  by Ol' Loco Guy
Sentry wheelslip control replaced CMR control in GE's catalog. Sentry is actually "digital", in that the system converts wheelspeed to a series of pulses vs. ALDAC, which converted wheel speed to a DC voltage.

"Micro-Sentry" is indeed based on the microprocessor application as used in the Dash-8's and beyond. The "brains" are in the software, so to speak.

If memory serves me, late Dash-7's and then the Dash-8's has the GTA-24 alternator applied. This alternator has two fields, which are in parallel
and each serve one group of motors. Parallel motors are a better arrangement for wheelslip control.

At some "transition"speed, the fields are connected in series.

The GTA-24 could be remanufactured from a GTA-11.
  by Jamshid
GTA11 alternator doesn't have transition while GTA24 have two windings and transition. These windings (in stator) are in parallel arrangement in low speeds and turn to series in high speeds.
GTA11 current rating just suffices 5GE761 traction motors in parallel arrangement for a six-axle locomotive.
I doubt if a GTA11 can be changed to a GTA24 one. But I curious to know if such an experience have been done so far.
  by Allen Hazen
Ol' Loco Guy--
Thanks! This is the first solid information I've gotten about a historical question that has been bugging me for a while.
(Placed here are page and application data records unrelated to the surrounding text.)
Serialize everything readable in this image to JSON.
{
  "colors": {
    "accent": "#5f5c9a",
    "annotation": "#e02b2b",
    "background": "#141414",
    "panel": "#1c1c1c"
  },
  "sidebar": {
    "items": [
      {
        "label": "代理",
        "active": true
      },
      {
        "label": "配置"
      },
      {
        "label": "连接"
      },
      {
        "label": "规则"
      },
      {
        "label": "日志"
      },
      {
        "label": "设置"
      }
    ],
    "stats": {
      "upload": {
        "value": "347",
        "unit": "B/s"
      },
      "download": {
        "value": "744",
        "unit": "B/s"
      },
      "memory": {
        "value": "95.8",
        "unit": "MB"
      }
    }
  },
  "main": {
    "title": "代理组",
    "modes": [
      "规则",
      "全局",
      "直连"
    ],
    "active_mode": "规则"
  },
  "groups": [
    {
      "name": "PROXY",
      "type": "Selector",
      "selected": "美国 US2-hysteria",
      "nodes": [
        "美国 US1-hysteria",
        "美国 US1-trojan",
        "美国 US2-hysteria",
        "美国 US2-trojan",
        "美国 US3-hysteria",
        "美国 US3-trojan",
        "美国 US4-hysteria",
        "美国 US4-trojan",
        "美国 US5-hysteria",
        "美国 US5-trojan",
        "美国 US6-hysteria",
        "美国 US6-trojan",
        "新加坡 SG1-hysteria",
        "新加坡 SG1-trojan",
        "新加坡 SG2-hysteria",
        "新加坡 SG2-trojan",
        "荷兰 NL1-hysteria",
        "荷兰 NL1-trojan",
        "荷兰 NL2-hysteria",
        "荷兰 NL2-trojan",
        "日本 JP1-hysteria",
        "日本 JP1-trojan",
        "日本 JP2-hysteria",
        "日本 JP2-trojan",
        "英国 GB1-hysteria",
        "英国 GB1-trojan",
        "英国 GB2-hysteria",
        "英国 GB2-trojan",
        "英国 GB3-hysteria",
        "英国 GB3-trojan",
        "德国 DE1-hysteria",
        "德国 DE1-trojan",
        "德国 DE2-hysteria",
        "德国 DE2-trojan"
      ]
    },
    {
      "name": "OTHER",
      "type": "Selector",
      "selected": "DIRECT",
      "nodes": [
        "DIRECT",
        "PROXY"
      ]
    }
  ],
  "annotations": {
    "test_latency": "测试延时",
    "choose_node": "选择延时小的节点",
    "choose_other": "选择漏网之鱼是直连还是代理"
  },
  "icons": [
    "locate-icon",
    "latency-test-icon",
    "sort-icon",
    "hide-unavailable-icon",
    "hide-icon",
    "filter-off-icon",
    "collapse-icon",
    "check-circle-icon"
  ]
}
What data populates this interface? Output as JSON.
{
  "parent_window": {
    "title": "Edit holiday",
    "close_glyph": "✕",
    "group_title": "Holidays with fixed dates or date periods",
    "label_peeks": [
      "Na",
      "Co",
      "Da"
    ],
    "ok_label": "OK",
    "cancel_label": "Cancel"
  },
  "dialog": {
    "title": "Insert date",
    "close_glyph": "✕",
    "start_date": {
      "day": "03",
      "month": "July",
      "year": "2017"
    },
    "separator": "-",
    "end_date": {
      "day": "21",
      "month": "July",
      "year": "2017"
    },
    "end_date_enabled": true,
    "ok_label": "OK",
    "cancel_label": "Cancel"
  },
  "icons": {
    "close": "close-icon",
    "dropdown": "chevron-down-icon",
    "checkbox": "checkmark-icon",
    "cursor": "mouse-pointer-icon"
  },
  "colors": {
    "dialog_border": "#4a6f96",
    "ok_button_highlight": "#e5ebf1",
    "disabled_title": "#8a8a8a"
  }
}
Many thanks!
For curiosity, how doe 761 and 752 motors compare in current draw?

  by Ol' Loco Guy

The market for aftermarket control systems for GE units is very small.
Most GE units that pre-date the combination of EFI/split cooling cannot be used in Class 1/ large regional service because they won't meet emissions stds. Modification to do so is just too expensive.

GE has their own microprocessor -based retrofit kit which is called "Bright Star." I don't know how many GE units have this equipment-but the group
of MLW MX-636's done for Hellenic Railways have both Brightstar and a retrofitted GE turbo.
  by Jamshid
Thanks Ol' Loco Guy,
It will be highly appericiated if give me a way to find more info regarding 'bright star' kits on the internet. (I can not find anything)

According to GET documents:

The max rated current for a GTA24 Alternator: 9600 Amps.
The max rated current for a GTA11 Alternator: 5200 Amps.

The max continous current for an AH 752 traction motor: 1180 Amps.
The max continous current for an AF 761 traction motor: 675 Amps.

For a Co-Co locomotive with a GTA24 Alternator, upto 1600 Amps can be fed for each motor in all parallel arangement while for a locomotive with GTA11 Alternator the max current for each motor will be not more than 865 Amps.

It is clear that for a locomotive which have GT11 Alternator (without stator windings transition), it is impossible to use six 752 motors all in parallel arrangment.

(Forgive me because of this inconvenient comparison! GTA11 alternators are look like EMD AR10 alternators, while GTA24 ones like AR11 alernators! ) :wink:
  by Allen Hazen
Thank you for the numbers. I knew that the 763 was a smaller motor (it is, for example, used on GE "export" types built for track guages as low, I think, as 915mm, where a 752 wouldn't fit inside the truck!), but i never knew just how much difference there was. Is the overall weight of the two types of traction motor roughly proportional to their capacities?
In the "NR" class locomotives of Australia's Pacific National (these are six-axle locomotives with a 7FDL-16 engine, built in the early 1990s by GE's Australian licenssee, Goninan, for Pacific National's predecessor National Rail), GE used an intermediate size traction motor, the 793: higher capacity than the 763, but lighter in weight (since the NR class was to be suitable for use over much of the national rail network, parts of which have what, by American standards, would be considered very lightly built track). I have no details about them.